- **App and web page records**
++++++++
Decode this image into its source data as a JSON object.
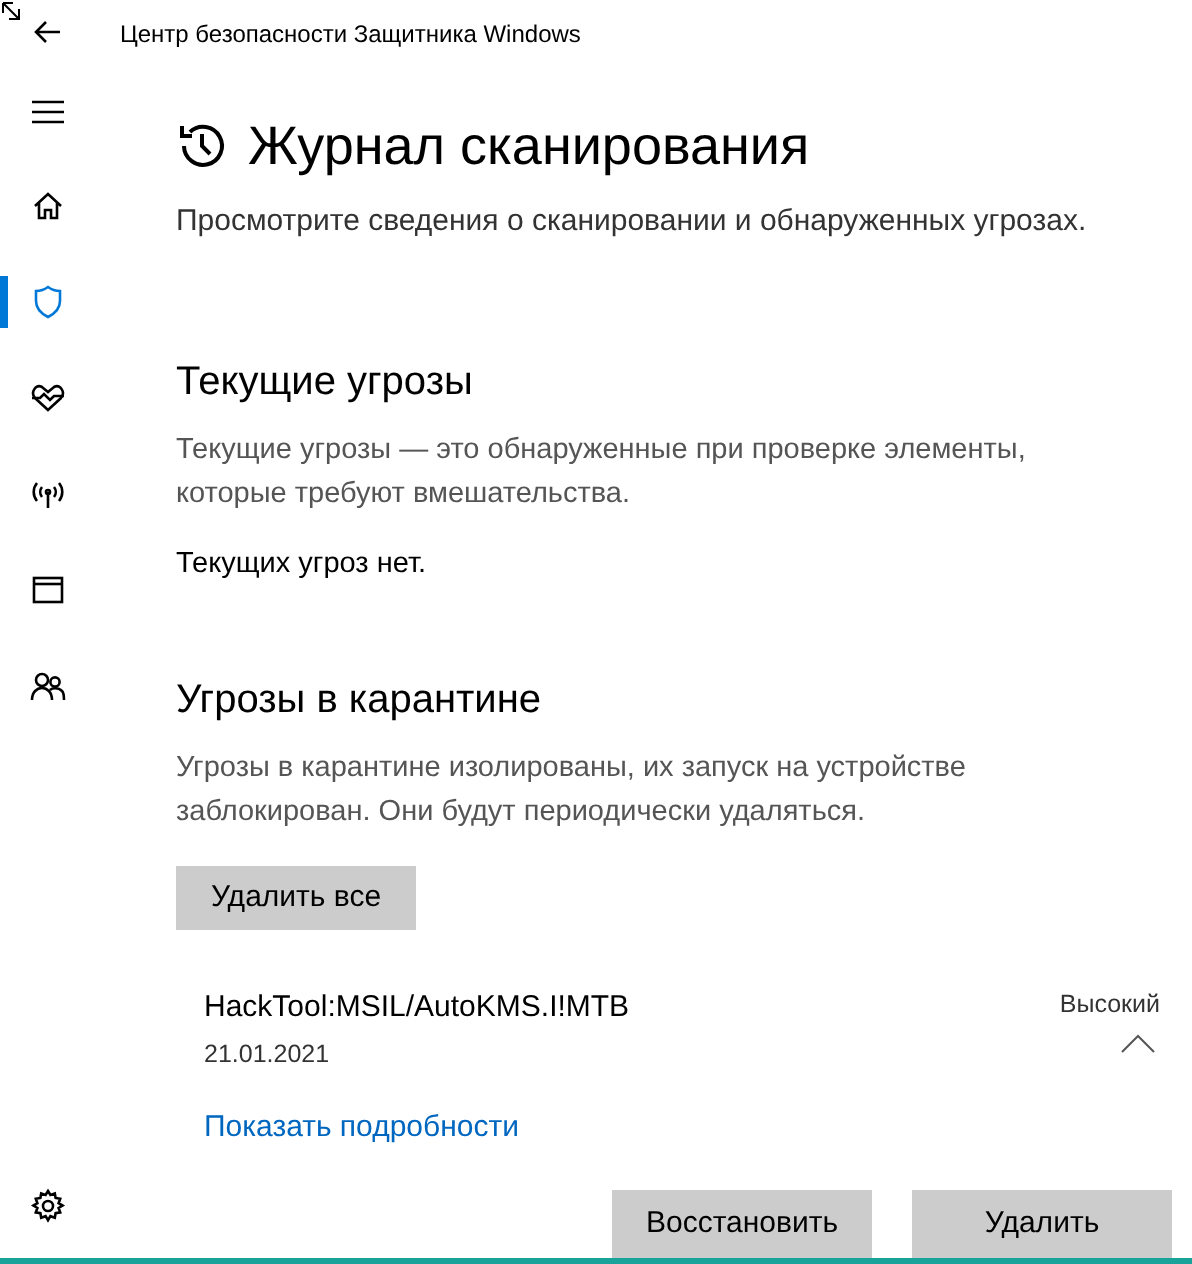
{
  "window": {
    "title": "Центр безопасности Защитника Windows"
  },
  "sidebar": {
    "items": [
      {
        "kind": "home",
        "selected": false
      },
      {
        "kind": "shield",
        "selected": true
      },
      {
        "kind": "health",
        "selected": false
      },
      {
        "kind": "network",
        "selected": false
      },
      {
        "kind": "browser",
        "selected": false
      },
      {
        "kind": "family",
        "selected": false
      }
    ]
  },
  "page": {
    "title": "Журнал сканирования",
    "subtitle": "Просмотрите сведения о сканировании и обнаруженных угрозах."
  },
  "current_threats": {
    "heading": "Текущие угрозы",
    "description": "Текущие угрозы — это обнаруженные при проверке элементы, которые требуют вмешательства.",
    "status": "Текущих угроз нет."
  },
  "quarantine": {
    "heading": "Угрозы в карантине",
    "description": "Угрозы в карантине изолированы, их запуск на устройстве заблокирован. Они будут периодически удаляться.",
    "remove_all": "Удалить все",
    "items": [
      {
        "name": "HackTool:MSIL/AutoKMS.I!MTB",
        "date": "21.01.2021",
        "severity": "Высокий",
        "expanded": true,
        "details_link": "Показать подробности",
        "actions": [
          "Восстановить",
          "Удалить"
        ]
      }
    ]
  }
}
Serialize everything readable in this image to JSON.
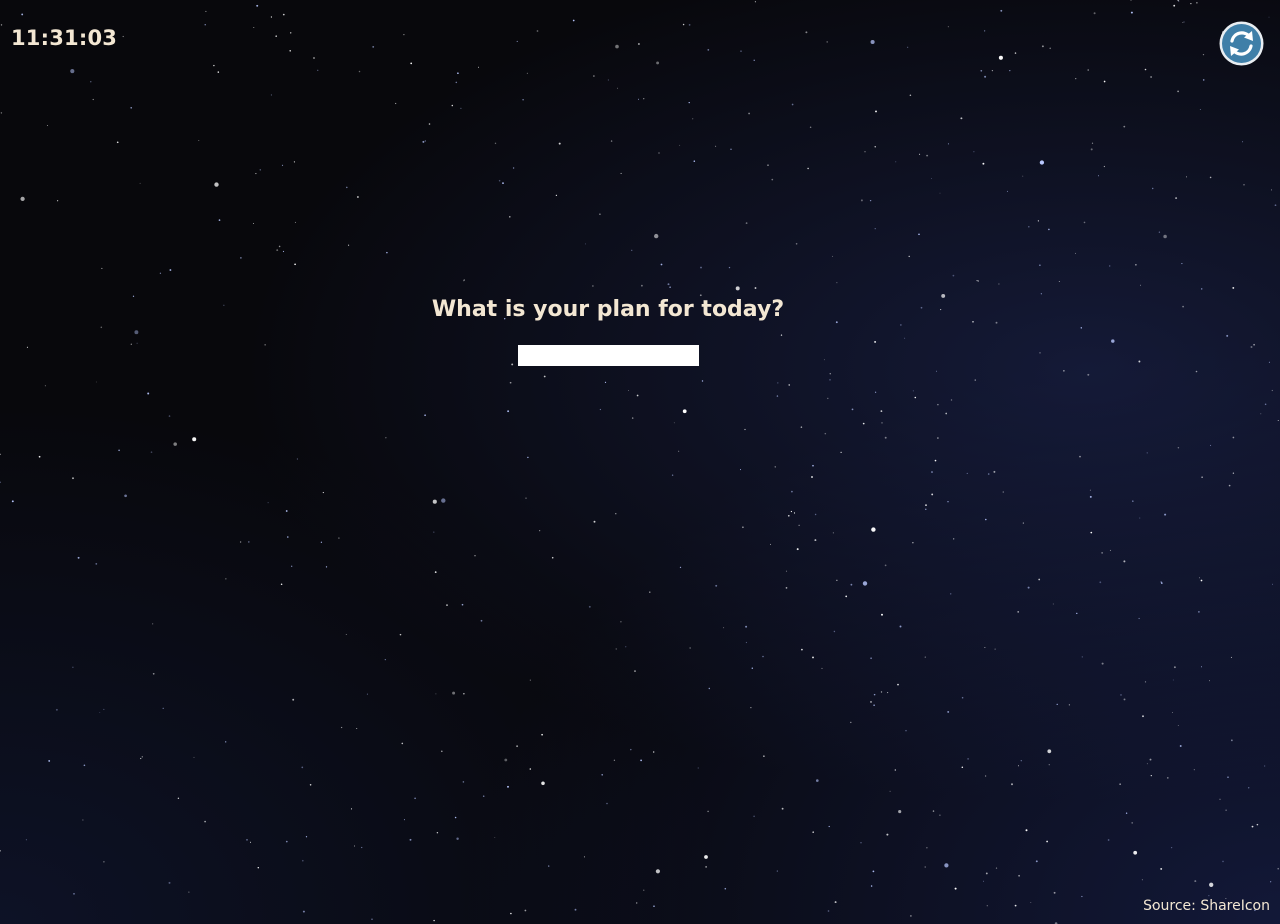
{
  "clock": {
    "time": "11:31:03"
  },
  "refresh": {
    "icon": "refresh-icon"
  },
  "focus": {
    "question": "What is your plan for today?",
    "input_value": ""
  },
  "footer": {
    "source": "Source: ShareIcon"
  },
  "colors": {
    "text": "#f3e7d3",
    "background": "#08080c",
    "refresh_fill": "#3f7fa8",
    "input_bg": "#ffffff"
  }
}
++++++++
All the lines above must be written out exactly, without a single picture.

Decode this image into its source data as a JSON object.
{
  "window": {
    "title": "Центр безопасности Защитника Windows"
  },
  "sidebar": {
    "items": [
      {
        "kind": "home",
        "selected": false
      },
      {
        "kind": "shield",
        "selected": true
      },
      {
        "kind": "health",
        "selected": false
      },
      {
        "kind": "network",
        "selected": false
      },
      {
        "kind": "browser",
        "selected": false
      },
      {
        "kind": "family",
        "selected": false
      }
    ]
  },
  "page": {
    "title": "Журнал сканирования",
    "subtitle": "Просмотрите сведения о сканировании и обнаруженных угрозах."
  },
  "current_threats": {
    "heading": "Текущие угрозы",
    "description": "Текущие угрозы — это обнаруженные при проверке элементы, которые требуют вмешательства.",
    "status": "Текущих угроз нет."
  },
  "quarantine": {
    "heading": "Угрозы в карантине",
    "description": "Угрозы в карантине изолированы, их запуск на устройстве заблокирован. Они будут периодически удаляться.",
    "remove_all": "Удалить все",
    "items": [
      {
        "name": "HackTool:MSIL/AutoKMS.I!MTB",
        "date": "21.01.2021",
        "severity": "Высокий",
        "expanded": true,
        "details_link": "Показать подробности",
        "actions": [
          "Восстановить",
          "Удалить"
        ]
      }
    ]
  }
}
Serialize everything readable in this image to JSON.
{
  "clock": {
    "time": "11:31:03"
  },
  "refresh": {
    "icon": "refresh-icon"
  },
  "focus": {
    "question": "What is your plan for today?",
    "input_value": ""
  },
  "footer": {
    "source": "Source: ShareIcon"
  },
  "colors": {
    "text": "#f3e7d3",
    "background": "#08080c",
    "refresh_fill": "#3f7fa8",
    "input_bg": "#ffffff"
  }
}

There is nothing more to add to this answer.